- Water Absorption
Repotting does not only mean getting a bigger pot. Some plants also need to be transferred into a smaller pot for various reasons. For example, yellowing leaves means the plants are getting too many nutrients or water.
For this case, you should repot them to smaller pots to limit the amount of water absorbed. This also restricts the root system from absorbing excess nutrients, which moderates the plant growth.
- The pot looks too small.
The size of the pot is the primary factor considered when repotting. Plants grown in too small pots will generally have a heavier half top.
This can lead to tipping over, and a gardener should consider repotting to a wider planter. Additionally, some plants tend to grow wider than taller and need wider pots to remain healthy.
How to Repot A Plant?
Now that you have noticed some signs your plant needs repotting, how do you do it? Mostly, repotting means changing the plants to the new pot with suitable conditions.
This involves choosing the right container that is at least 3 inches wider than the original pot. You also need to select the right potting mix, created explicitly for indoor gardening like Good Dirt. Therefore, here are the steps on how to repot a plant;
- Removing the plant from the current pot
Start by watering the plant an hour before repotting to make it easier for removal. Hold the plant gently by the stem and tap the bottom of the pot until the plant slides out. You can also gently tug on the base of the stem to remove the plant quickly.
- Loosen the roots

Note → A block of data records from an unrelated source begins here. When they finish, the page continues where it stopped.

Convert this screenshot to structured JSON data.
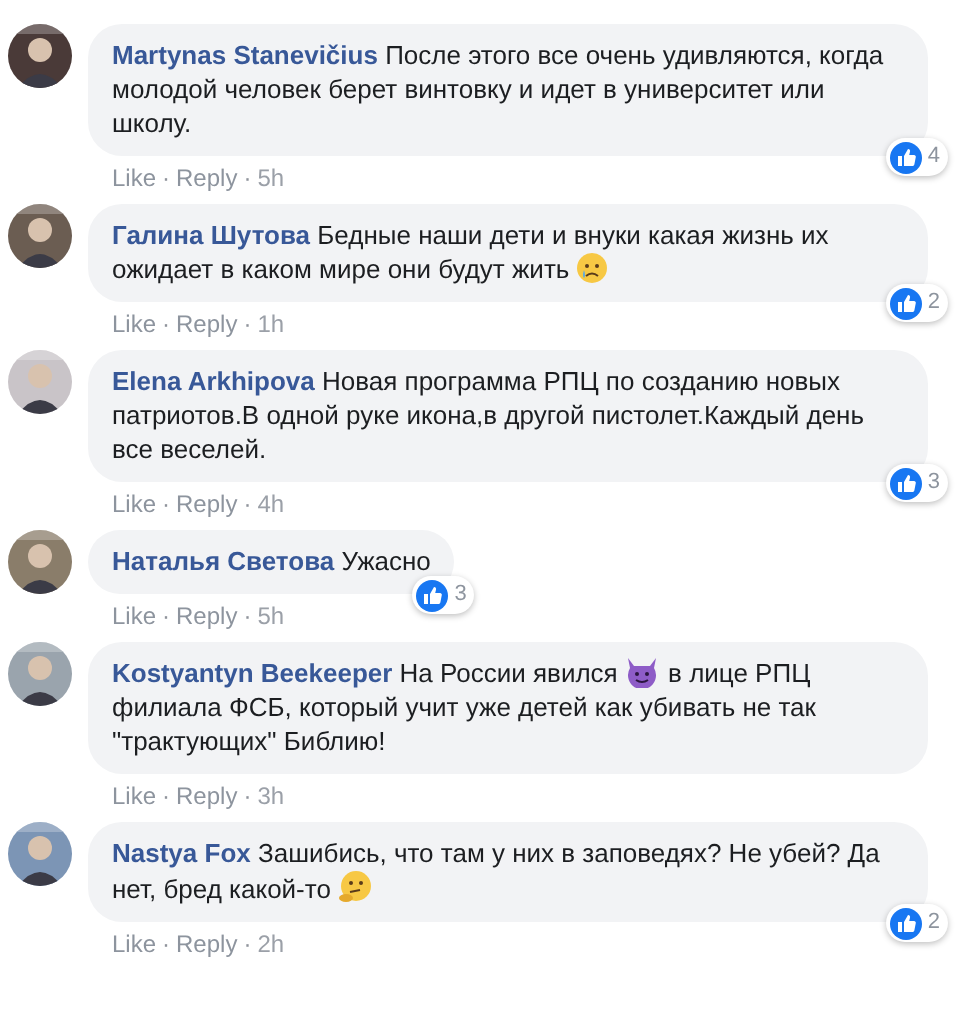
{
  "comments": [
    {
      "author": "Martynas Stanevičius",
      "body": [
        {
          "kind": "text",
          "text": "После этого все очень удивляются, когда молодой человек берет винтовку и идет в университет или школу."
        }
      ],
      "actions": [
        {
          "kind": "link",
          "text": "Like"
        },
        {
          "kind": "separator",
          "text": "·"
        },
        {
          "kind": "link",
          "text": "Reply"
        },
        {
          "kind": "separator",
          "text": "·"
        },
        {
          "kind": "time",
          "text": "5h"
        }
      ],
      "reactions": "4"
    },
    {
      "author": "Галина Шутова",
      "body": [
        {
          "kind": "text",
          "text": "Бедные наши дети и внуки какая жизнь их ожидает в каком мире они будут жить "
        },
        {
          "kind": "sad-emoji"
        }
      ],
      "actions": [
        {
          "kind": "link",
          "text": "Like"
        },
        {
          "kind": "separator",
          "text": "·"
        },
        {
          "kind": "link",
          "text": "Reply"
        },
        {
          "kind": "separator",
          "text": "·"
        },
        {
          "kind": "time",
          "text": "1h"
        }
      ],
      "reactions": "2"
    },
    {
      "author": "Elena Arkhipova",
      "body": [
        {
          "kind": "text",
          "text": "Новая программа РПЦ по созданию новых патриотов.В одной руке икона,в другой пистолет.Каждый день все веселей."
        }
      ],
      "actions": [
        {
          "kind": "link",
          "text": "Like"
        },
        {
          "kind": "separator",
          "text": "·"
        },
        {
          "kind": "link",
          "text": "Reply"
        },
        {
          "kind": "separator",
          "text": "·"
        },
        {
          "kind": "time",
          "text": "4h"
        }
      ],
      "reactions": "3"
    },
    {
      "author": "Наталья Светова",
      "body": [
        {
          "kind": "text",
          "text": "Ужасно"
        }
      ],
      "actions": [
        {
          "kind": "link",
          "text": "Like"
        },
        {
          "kind": "separator",
          "text": "·"
        },
        {
          "kind": "link",
          "text": "Reply"
        },
        {
          "kind": "separator",
          "text": "·"
        },
        {
          "kind": "time",
          "text": "5h"
        }
      ],
      "reactions": "3"
    },
    {
      "author": "Kostyantyn Beekeeper",
      "body": [
        {
          "kind": "text",
          "text": "На России явился "
        },
        {
          "kind": "devil-emoji"
        },
        {
          "kind": "text",
          "text": " в лице РПЦ филиала ФСБ, который учит уже детей как убивать не так \"трактующих\" Библию!"
        }
      ],
      "actions": [
        {
          "kind": "link",
          "text": "Like"
        },
        {
          "kind": "separator",
          "text": "·"
        },
        {
          "kind": "link",
          "text": "Reply"
        },
        {
          "kind": "separator",
          "text": "·"
        },
        {
          "kind": "time",
          "text": "3h"
        }
      ]
    },
    {
      "author": "Nastya Fox",
      "body": [
        {
          "kind": "text",
          "text": "Зашибись, что там у них в заповедях? Не убей? Да нет, бред какой-то "
        },
        {
          "kind": "thinking-emoji"
        }
      ],
      "actions": [
        {
          "kind": "link",
          "text": "Like"
        },
        {
          "kind": "separator",
          "text": "·"
        },
        {
          "kind": "link",
          "text": "Reply"
        },
        {
          "kind": "separator",
          "text": "·"
        },
        {
          "kind": "time",
          "text": "2h"
        }
      ],
      "reactions": "2"
    }
  ]
}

Use your hands to loosen the roots gently. You can also prune off any threadlike and extra-long roots. Ensure you leave the thicker roots at the base of the foliage. If your plant is root-bound, unbind the roots and trim them.
- Adding new potting mix to the new container
Add fresh potting mix to the new pot, pack it down, and remove any air pocket. Layer the bottom with lava rocks or gravel if the pot does not have drainage holes before adding the potting mix. This gives more crevices for more water to get in.
- Adding the plant
Set your plant at the center of the new pot and the top of the potting mix. Add more potting mix around the plant to secure it. Do not put excess soil in the pot to allow more breathing spaces for the roots. Do not forget to water your plants in the new pot.
Types of Plant Potters
Potters are made from different materials. Some will best suit your specific plants, while others will not. For the plant to grow effectively in any potter, it should have enough space and drainage holes in the bottom. Moreover, keep in mind that a plant needs a premium quality potting mix for its growth. Here are some of the common potter types used by gardeners;
- Clay pots are readily available but very expensive and more decadent. Clay pots are also easily breakable when dropped and subject to cracking in cold temperatures.
- Plastic pots are versatile, lightweight, durable, and affordable. Some plastic pots are more attractive than others and have realistic finishes. Another advantage of plastic pots is that they do not need frequent watering like clay pots.
- Glaze Ceramic pots are the most colorful, ranging from playful, vibrant glazes to subtle earthy tones. Most glazed ceramic pots are less subject to a freezing condition, thus more durable. However, they are relatively expensive and more solemn, since most are imported from Asia.
- Fiberglass pots are classically designed, durable, and lightweight potters that attract premium prices. Due to their high price and quality, fiberglass pots are harder to find in the market, and you have fewer choices to pick.
Having the right pot size for your plants can bring multiple benefits for your plant and your living space. Choosing a larger pot to repot a plant is obvious but choosing an oversized pot can also have negative effects on a plant’s development.
There is a lot to be said about why you should always choose the right pot size for your plants, but it all comes back to how you care for your plants. To get the best root system and plant growth, ensure that the pot is of the right size.
You should also provide the plants with the required nutrients, water, and air quality. Lastly, pay attention to the pests like aphids and mites, and check for repotting signs.